What you are asked to do
Go over the records and copy every line with the string "icon".

Stored items from a collection:
==============================
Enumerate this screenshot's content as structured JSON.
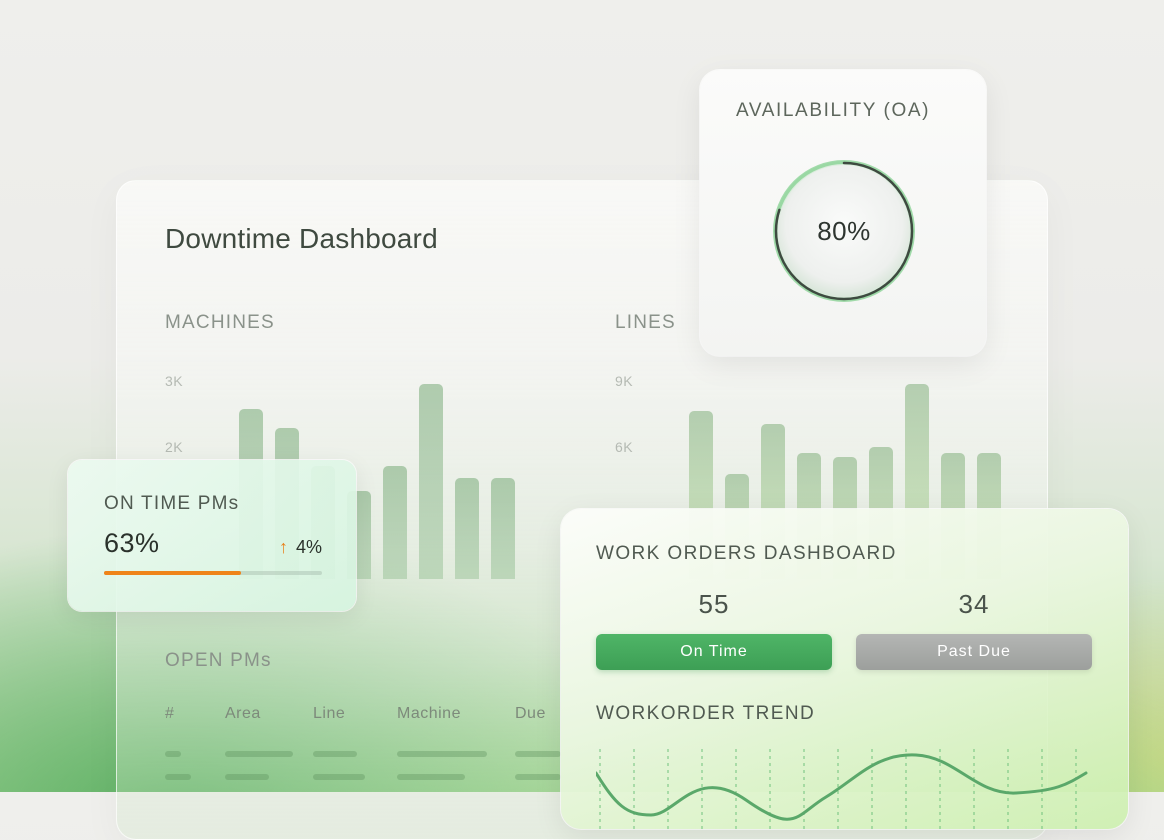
{
  "downtime": {
    "title": "Downtime Dashboard",
    "machines": {
      "label": "MACHINES",
      "ticks": [
        "3K",
        "2K"
      ],
      "bar_values": [
        2.7,
        2.4,
        1.8,
        1.4,
        1.8,
        3.1,
        1.6,
        1.6
      ]
    },
    "lines": {
      "label": "LINES",
      "ticks": [
        "9K",
        "6K"
      ],
      "bar_values": [
        8.0,
        5.0,
        7.4,
        6.0,
        5.8,
        6.3,
        9.3,
        6.0,
        6.0
      ]
    },
    "open_pms": {
      "label": "OPEN PMs",
      "columns": [
        "#",
        "Area",
        "Line",
        "Machine",
        "Due"
      ]
    }
  },
  "availability": {
    "title": "AVAILABILITY (OA)",
    "value_text": "80%",
    "value": 0.8
  },
  "on_time_pms": {
    "title": "ON TIME PMs",
    "value_text": "63%",
    "value": 0.63,
    "change": "4%",
    "change_direction": "up"
  },
  "work_orders": {
    "title": "WORK ORDERS DASHBOARD",
    "on_time": {
      "count": "55",
      "label": "On Time"
    },
    "past_due": {
      "count": "34",
      "label": "Past Due"
    },
    "trend_title": "WORKORDER TREND"
  },
  "colors": {
    "accent_green": "#3d9f55",
    "accent_orange": "#ef8419",
    "gauge_green": "#6cc07a"
  }
}
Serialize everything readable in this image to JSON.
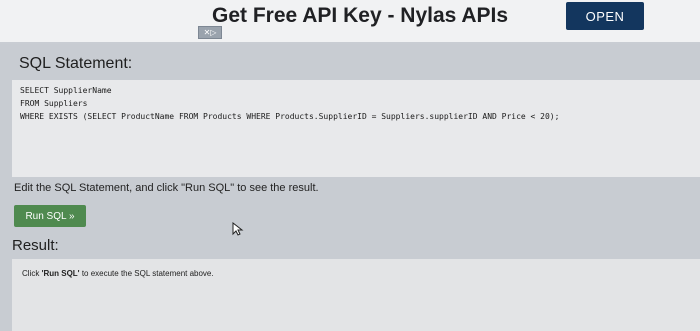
{
  "ad": {
    "title": "Get Free API Key - Nylas APIs",
    "marker": "✕▷",
    "open_label": "OPEN"
  },
  "sql": {
    "title": "SQL Statement:",
    "lines": [
      "SELECT SupplierName",
      "FROM Suppliers",
      "WHERE EXISTS (SELECT ProductName FROM Products WHERE Products.SupplierID = Suppliers.supplierID AND Price < 20);"
    ]
  },
  "instructions": "Edit the SQL Statement, and click \"Run SQL\" to see the result.",
  "run_button_label": "Run SQL »",
  "result": {
    "title": "Result:",
    "message_prefix": "Click ",
    "message_bold": "'Run SQL'",
    "message_suffix": " to execute the SQL statement above."
  }
}
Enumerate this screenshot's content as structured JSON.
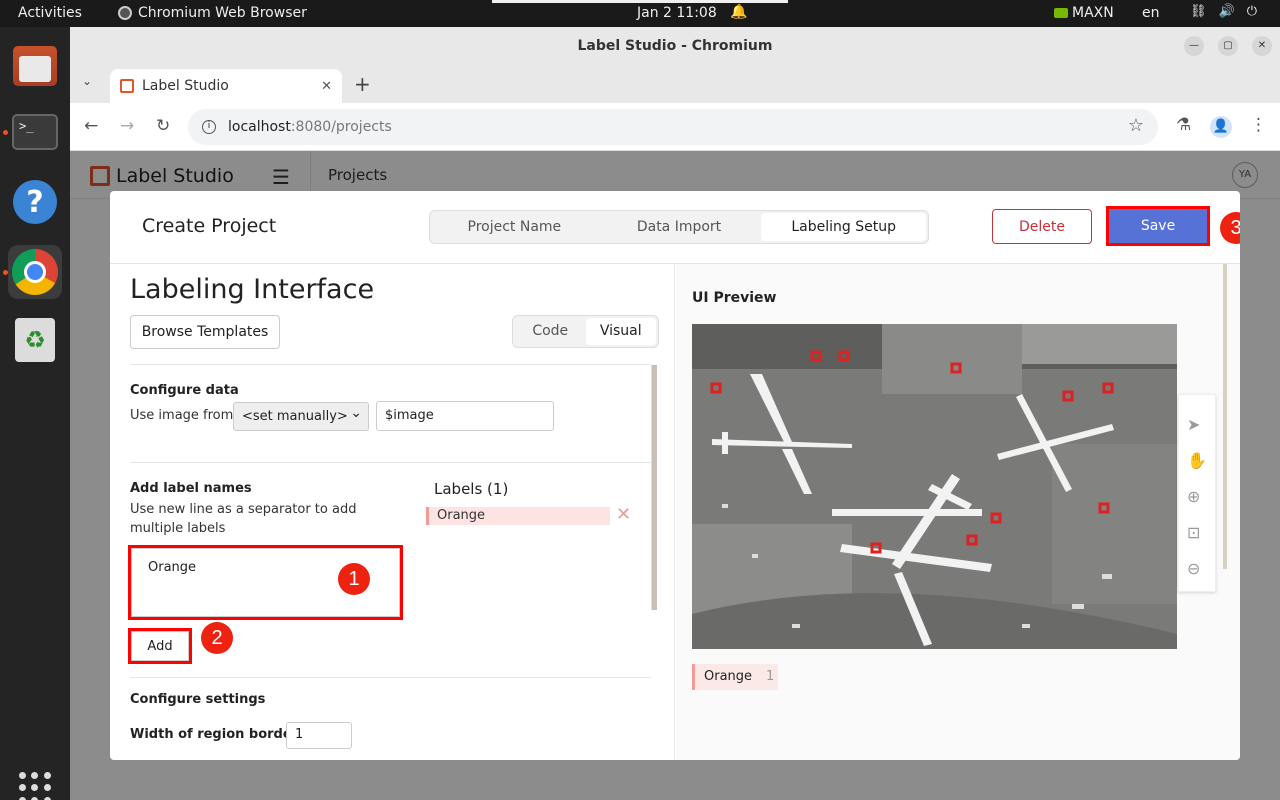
{
  "topbar": {
    "activities": "Activities",
    "app_name": "Chromium Web Browser",
    "clock": "Jan 2  11:08",
    "gpu_mode": "MAXN",
    "language": "en"
  },
  "dock": {
    "items": [
      "files-icon",
      "terminal-icon",
      "help-icon",
      "chromium-icon",
      "trash-icon",
      "app-grid-icon"
    ]
  },
  "browser": {
    "window_title": "Label Studio - Chromium",
    "tab_title": "Label Studio",
    "url_host": "localhost",
    "url_path": ":8080/projects"
  },
  "app": {
    "logo_text": "Label Studio",
    "breadcrumb": "Projects",
    "avatar_initials": "YA"
  },
  "modal": {
    "title": "Create Project",
    "steps": [
      "Project Name",
      "Data Import",
      "Labeling Setup"
    ],
    "active_step": "Labeling Setup",
    "delete_label": "Delete",
    "save_label": "Save"
  },
  "labeling": {
    "heading": "Labeling Interface",
    "browse_label": "Browse Templates",
    "mode_code": "Code",
    "mode_visual": "Visual",
    "configure_data_title": "Configure data",
    "use_image_from": "Use image from",
    "source_select": "<set manually>",
    "source_value": "$image",
    "add_label_title": "Add label names",
    "add_label_hint": "Use new line as a separator to add multiple labels",
    "textarea_value": "Orange",
    "add_button": "Add",
    "labels_title": "Labels (1)",
    "labels": [
      "Orange"
    ],
    "configure_settings_title": "Configure settings",
    "region_border_label": "Width of region borders",
    "region_border_value": "1"
  },
  "preview": {
    "title": "UI Preview",
    "label_chip": "Orange",
    "label_chip_hotkey": "1"
  },
  "annotations": {
    "step1": "1",
    "step2": "2",
    "step3": "3"
  },
  "colors": {
    "save_button": "#5672d6",
    "delete_border": "#c5323a",
    "highlight_box": "#ff0000",
    "label_orange_bg": "#fde3e1"
  }
}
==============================
Written answer
      "files-icon",
      "terminal-icon",
      "help-icon",
      "chromium-icon",
      "trash-icon",
      "app-grid-icon"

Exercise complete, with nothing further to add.